§ Work order
Your response should give back each record exactly, word for word.

§ Task input
• • • • •
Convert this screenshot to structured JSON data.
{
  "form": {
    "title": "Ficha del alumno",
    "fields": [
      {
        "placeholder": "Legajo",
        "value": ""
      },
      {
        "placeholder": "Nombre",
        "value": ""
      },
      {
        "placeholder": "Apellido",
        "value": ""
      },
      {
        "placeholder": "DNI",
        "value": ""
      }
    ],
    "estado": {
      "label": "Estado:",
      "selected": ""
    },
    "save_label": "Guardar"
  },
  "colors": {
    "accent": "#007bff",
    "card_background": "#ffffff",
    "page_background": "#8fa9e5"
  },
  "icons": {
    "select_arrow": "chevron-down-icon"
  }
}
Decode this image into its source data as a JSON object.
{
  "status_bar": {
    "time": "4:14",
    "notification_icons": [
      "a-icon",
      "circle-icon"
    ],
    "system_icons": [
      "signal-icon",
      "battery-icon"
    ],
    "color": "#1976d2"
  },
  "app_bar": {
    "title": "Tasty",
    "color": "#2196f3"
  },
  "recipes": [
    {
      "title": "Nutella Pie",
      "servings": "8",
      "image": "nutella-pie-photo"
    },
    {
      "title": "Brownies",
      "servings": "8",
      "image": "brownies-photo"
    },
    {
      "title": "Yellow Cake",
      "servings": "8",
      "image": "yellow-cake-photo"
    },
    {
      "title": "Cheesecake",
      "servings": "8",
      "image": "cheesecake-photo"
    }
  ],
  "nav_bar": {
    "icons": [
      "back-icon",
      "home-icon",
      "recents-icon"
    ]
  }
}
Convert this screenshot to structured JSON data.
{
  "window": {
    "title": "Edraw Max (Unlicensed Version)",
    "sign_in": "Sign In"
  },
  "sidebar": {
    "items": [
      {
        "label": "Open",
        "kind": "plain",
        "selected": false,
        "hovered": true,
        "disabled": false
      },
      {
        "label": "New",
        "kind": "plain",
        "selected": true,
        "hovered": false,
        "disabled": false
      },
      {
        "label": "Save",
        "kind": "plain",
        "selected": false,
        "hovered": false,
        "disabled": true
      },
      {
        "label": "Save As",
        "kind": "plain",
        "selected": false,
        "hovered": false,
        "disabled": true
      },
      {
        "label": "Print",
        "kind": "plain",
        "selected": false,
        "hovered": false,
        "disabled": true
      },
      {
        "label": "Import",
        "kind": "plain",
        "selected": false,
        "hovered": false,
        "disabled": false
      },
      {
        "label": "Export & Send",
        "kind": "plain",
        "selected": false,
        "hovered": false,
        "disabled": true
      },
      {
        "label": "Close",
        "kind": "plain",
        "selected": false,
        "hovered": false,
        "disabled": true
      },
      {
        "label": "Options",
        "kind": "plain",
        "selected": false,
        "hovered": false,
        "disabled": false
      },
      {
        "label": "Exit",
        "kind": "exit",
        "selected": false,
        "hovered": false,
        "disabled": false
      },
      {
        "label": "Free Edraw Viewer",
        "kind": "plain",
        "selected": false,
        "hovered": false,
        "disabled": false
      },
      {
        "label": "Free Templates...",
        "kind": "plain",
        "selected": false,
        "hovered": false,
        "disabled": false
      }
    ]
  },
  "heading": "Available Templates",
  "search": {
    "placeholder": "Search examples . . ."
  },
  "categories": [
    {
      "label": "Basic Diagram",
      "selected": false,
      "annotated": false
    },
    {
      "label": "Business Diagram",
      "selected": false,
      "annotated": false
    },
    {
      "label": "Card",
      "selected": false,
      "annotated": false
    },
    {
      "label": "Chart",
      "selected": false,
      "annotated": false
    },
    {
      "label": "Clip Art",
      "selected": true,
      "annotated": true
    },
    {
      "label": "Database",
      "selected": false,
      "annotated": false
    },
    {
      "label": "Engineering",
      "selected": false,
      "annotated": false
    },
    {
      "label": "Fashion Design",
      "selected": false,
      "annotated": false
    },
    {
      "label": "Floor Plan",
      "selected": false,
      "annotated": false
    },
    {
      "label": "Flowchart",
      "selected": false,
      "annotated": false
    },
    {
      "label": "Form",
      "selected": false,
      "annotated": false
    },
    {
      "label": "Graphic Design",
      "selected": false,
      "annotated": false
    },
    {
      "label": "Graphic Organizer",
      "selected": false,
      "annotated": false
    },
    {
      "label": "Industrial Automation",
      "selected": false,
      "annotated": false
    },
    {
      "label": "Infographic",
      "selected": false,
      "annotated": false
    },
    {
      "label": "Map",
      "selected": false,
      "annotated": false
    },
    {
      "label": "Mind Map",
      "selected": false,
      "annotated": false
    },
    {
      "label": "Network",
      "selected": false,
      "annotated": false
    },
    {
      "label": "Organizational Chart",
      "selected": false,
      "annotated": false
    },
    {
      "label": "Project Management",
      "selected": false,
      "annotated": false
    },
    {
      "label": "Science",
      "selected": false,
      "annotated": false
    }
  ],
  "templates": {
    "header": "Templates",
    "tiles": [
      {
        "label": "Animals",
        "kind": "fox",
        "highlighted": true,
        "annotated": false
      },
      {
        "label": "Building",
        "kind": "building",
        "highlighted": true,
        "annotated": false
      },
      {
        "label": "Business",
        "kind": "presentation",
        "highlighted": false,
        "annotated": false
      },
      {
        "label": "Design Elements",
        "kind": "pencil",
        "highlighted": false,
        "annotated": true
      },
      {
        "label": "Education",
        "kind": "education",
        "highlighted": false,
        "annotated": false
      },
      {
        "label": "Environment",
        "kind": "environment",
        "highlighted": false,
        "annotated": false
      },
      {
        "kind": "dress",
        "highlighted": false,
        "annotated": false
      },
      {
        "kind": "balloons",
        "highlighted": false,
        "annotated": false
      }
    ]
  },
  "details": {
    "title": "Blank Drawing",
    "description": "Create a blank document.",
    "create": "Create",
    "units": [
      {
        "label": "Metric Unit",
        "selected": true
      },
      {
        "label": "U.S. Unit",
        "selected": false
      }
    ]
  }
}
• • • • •
§ Result
Convert this screenshot to structured JSON data.
{
  "form": {
    "title": "Ficha del alumno",
    "fields": [
      {
        "placeholder": "Legajo",
        "value": ""
      },
      {
        "placeholder": "Nombre",
        "value": ""
      },
      {
        "placeholder": "Apellido",
        "value": ""
      },
      {
        "placeholder": "DNI",
        "value": ""
      }
    ],
    "estado": {
      "label": "Estado:",
      "selected": ""
    },
    "save_label": "Guardar"
  },
  "colors": {
    "accent": "#007bff",
    "card_background": "#ffffff",
    "page_background": "#8fa9e5"
  },
  "icons": {
    "select_arrow": "chevron-down-icon"
  }
}
Decode this image into its source data as a JSON object.
{
  "status_bar": {
    "time": "4:14",
    "notification_icons": [
      "a-icon",
      "circle-icon"
    ],
    "system_icons": [
      "signal-icon",
      "battery-icon"
    ],
    "color": "#1976d2"
  },
  "app_bar": {
    "title": "Tasty",
    "color": "#2196f3"
  },
  "recipes": [
    {
      "title": "Nutella Pie",
      "servings": "8",
      "image": "nutella-pie-photo"
    },
    {
      "title": "Brownies",
      "servings": "8",
      "image": "brownies-photo"
    },
    {
      "title": "Yellow Cake",
      "servings": "8",
      "image": "yellow-cake-photo"
    },
    {
      "title": "Cheesecake",
      "servings": "8",
      "image": "cheesecake-photo"
    }
  ],
  "nav_bar": {
    "icons": [
      "back-icon",
      "home-icon",
      "recents-icon"
    ]
  }
}
Convert this screenshot to structured JSON data.
{
  "window": {
    "title": "Edraw Max (Unlicensed Version)",
    "sign_in": "Sign In"
  },
  "sidebar": {
    "items": [
      {
        "label": "Open",
        "kind": "plain",
        "selected": false,
        "hovered": true,
        "disabled": false
      },
      {
        "label": "New",
        "kind": "plain",
        "selected": true,
        "hovered": false,
        "disabled": false
      },
      {
        "label": "Save",
        "kind": "plain",
        "selected": false,
        "hovered": false,
        "disabled": true
      },
      {
        "label": "Save As",
        "kind": "plain",
        "selected": false,
        "hovered": false,
        "disabled": true
      },
      {
        "label": "Print",
        "kind": "plain",
        "selected": false,
        "hovered": false,
        "disabled": true
      },
      {
        "label": "Import",
        "kind": "plain",
        "selected": false,
        "hovered": false,
        "disabled": false
      },
      {
        "label": "Export & Send",
        "kind": "plain",
        "selected": false,
        "hovered": false,
        "disabled": true
      },
      {
        "label": "Close",
        "kind": "plain",
        "selected": false,
        "hovered": false,
        "disabled": true
      },
      {
        "label": "Options",
        "kind": "plain",
        "selected": false,
        "hovered": false,
        "disabled": false
      },
      {
        "label": "Exit",
        "kind": "exit",
        "selected": false,
        "hovered": false,
        "disabled": false
      },
      {
        "label": "Free Edraw Viewer",
        "kind": "plain",
        "selected": false,
        "hovered": false,
        "disabled": false
      },
      {
        "label": "Free Templates...",
        "kind": "plain",
        "selected": false,
        "hovered": false,
        "disabled": false
      }
    ]
  },
  "heading": "Available Templates",
  "search": {
    "placeholder": "Search examples . . ."
  },
  "categories": [
    {
      "label": "Basic Diagram",
      "selected": false,
      "annotated": false
    },
    {
      "label": "Business Diagram",
      "selected": false,
      "annotated": false
    },
    {
      "label": "Card",
      "selected": false,
      "annotated": false
    },
    {
      "label": "Chart",
      "selected": false,
      "annotated": false
    },
    {
      "label": "Clip Art",
      "selected": true,
      "annotated": true
    },
    {
      "label": "Database",
      "selected": false,
      "annotated": false
    },
    {
      "label": "Engineering",
      "selected": false,
      "annotated": false
    },
    {
      "label": "Fashion Design",
      "selected": false,
      "annotated": false
    },
    {
      "label": "Floor Plan",
      "selected": false,
      "annotated": false
    },
    {
      "label": "Flowchart",
      "selected": false,
      "annotated": false
    },
    {
      "label": "Form",
      "selected": false,
      "annotated": false
    },
    {
      "label": "Graphic Design",
      "selected": false,
      "annotated": false
    },
    {
      "label": "Graphic Organizer",
      "selected": false,
      "annotated": false
    },
    {
      "label": "Industrial Automation",
      "selected": false,
      "annotated": false
    },
    {
      "label": "Infographic",
      "selected": false,
      "annotated": false
    },
    {
      "label": "Map",
      "selected": false,
      "annotated": false
    },
    {
      "label": "Mind Map",
      "selected": false,
      "annotated": false
    },
    {
      "label": "Network",
      "selected": false,
      "annotated": false
    },
    {
      "label": "Organizational Chart",
      "selected": false,
      "annotated": false
    },
    {
      "label": "Project Management",
      "selected": false,
      "annotated": false
    },
    {
      "label": "Science",
      "selected": false,
      "annotated": false
    }
  ],
  "templates": {
    "header": "Templates",
    "tiles": [
      {
        "label": "Animals",
        "kind": "fox",
        "highlighted": true,
        "annotated": false
      },
      {
        "label": "Building",
        "kind": "building",
        "highlighted": true,
        "annotated": false
      },
      {
        "label": "Business",
        "kind": "presentation",
        "highlighted": false,
        "annotated": false
      },
      {
        "label": "Design Elements",
        "kind": "pencil",
        "highlighted": false,
        "annotated": true
      },
      {
        "label": "Education",
        "kind": "education",
        "highlighted": false,
        "annotated": false
      },
      {
        "label": "Environment",
        "kind": "environment",
        "highlighted": false,
        "annotated": false
      },
      {
        "kind": "dress",
        "highlighted": false,
        "annotated": false
      },
      {
        "kind": "balloons",
        "highlighted": false,
        "annotated": false
      }
    ]
  },
  "details": {
    "title": "Blank Drawing",
    "description": "Create a blank document.",
    "create": "Create",
    "units": [
      {
        "label": "Metric Unit",
        "selected": true
      },
      {
        "label": "U.S. Unit",
        "selected": false
      }
    ]
  }
}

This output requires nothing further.